What Link Has Been Found Between Sleep Apnea and Heart Health?

According to Harvard Medical School, patients with untreated sleep apnea are up to five times more likely to experience a fatal heart disease. Furthermore, roughly 47 to 83 percent of patients with cardiovascular disease are also found to have sleep apnea. Note that this link may be partially due to the fact that heart problems and breathing-related sleep disorders are both connected to obesity. That said, the direct effect of sleep apnea on your heart cannot be overlooked.

How Does Sleep Apnea Damage Your Heart?

During sleep apnea, breathing is repeatedly stopped, causing oxygen levels in your body to drop. As a result, your brain will release adrenaline due to the stress that a lack of oxygen places on your body. If adrenaline levels remain high for an extended amount of time, your blood pressure will rise. High blood pressure can easily lead to stroke and heart disease – two leading causes of death and disability in the United states.

Do You Have Sleep Apnea?

It’s estimated that about 20 percent of adults have some form of sleep apnea. Anyone can suffer from the condition, but it tends to be more common in men as well as people who are overweight. The most noticeable sign of sleep apnea is typically loud snoring, which will most likely be reported by a roommate or sleeping partner. Other symptoms are more subtle, but they might include chronic exhaustion, insomnia, occasionally waking up gasping for air, general irritability, and weight gain.

What to Do About Sleep Apnea
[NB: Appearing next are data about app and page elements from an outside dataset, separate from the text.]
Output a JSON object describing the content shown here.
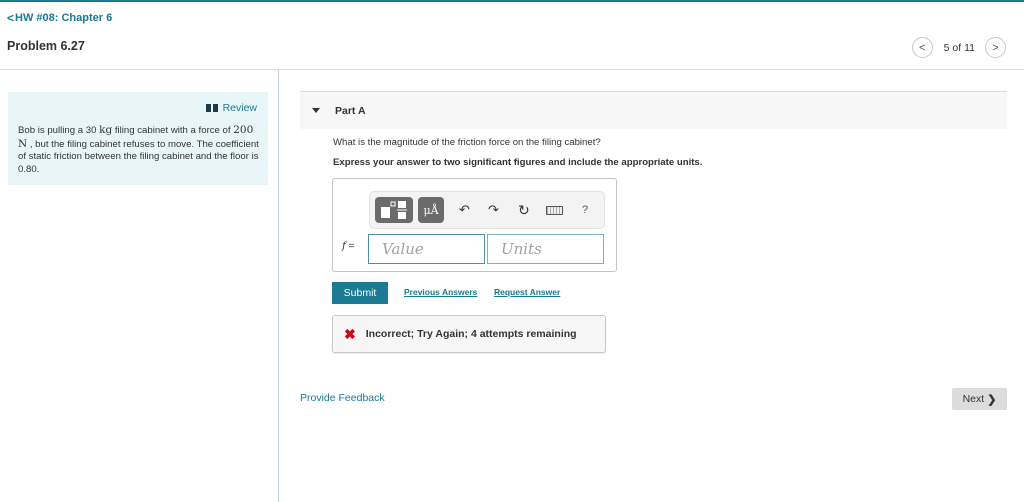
{
  "header": {
    "breadcrumb_label": "HW #08: Chapter 6",
    "breadcrumb_chevron": "<",
    "problem_title": "Problem 6.27",
    "pager": {
      "prev_glyph": "<",
      "count": "5 of 11",
      "next_glyph": ">"
    }
  },
  "sidebar": {
    "review_label": "Review",
    "problem_text": {
      "part1": "Bob is pulling a 30 ",
      "mass_unit": "kg",
      "part2": " filing cabinet with a force of ",
      "force_value": "200 N",
      "part3": " , but the filing cabinet refuses to move. The coefficient of static friction between the filing cabinet and the floor is 0.80."
    }
  },
  "part": {
    "label": "Part A",
    "question": "What is the magnitude of the friction force on the filing cabinet?",
    "instruction": "Express your answer to two significant figures and include the appropriate units.",
    "toolbar": {
      "units_glyph": "μÅ",
      "undo_glyph": "↶",
      "redo_glyph": "↷",
      "reset_glyph": "↻",
      "help_glyph": "?"
    },
    "variable": "f",
    "equals": " =",
    "value_placeholder": "Value",
    "units_placeholder": "Units",
    "value": "",
    "units": ""
  },
  "actions": {
    "submit_label": "Submit",
    "previous_answers_label": "Previous Answers",
    "request_answer_label": "Request Answer"
  },
  "feedback": {
    "icon_glyph": "✖",
    "message": "Incorrect; Try Again; 4 attempts remaining",
    "status_color": "#d0021b"
  },
  "footer": {
    "provide_feedback_label": "Provide Feedback",
    "next_label": "Next",
    "next_glyph": "❯"
  },
  "colors": {
    "accent": "#1a7a94",
    "review_bg": "#e8f6f7"
  }
}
The good news is that you can reverse much of the impact sleep apnea has on your health by having the disorder properly treated. After having a sleep study performed, you can talk to a sleep dentist about getting an oral appliance that keeps your airway open so that you don’t have to worry about it becoming blocked at night. Different appliances might be used depending on your needs and the severity of …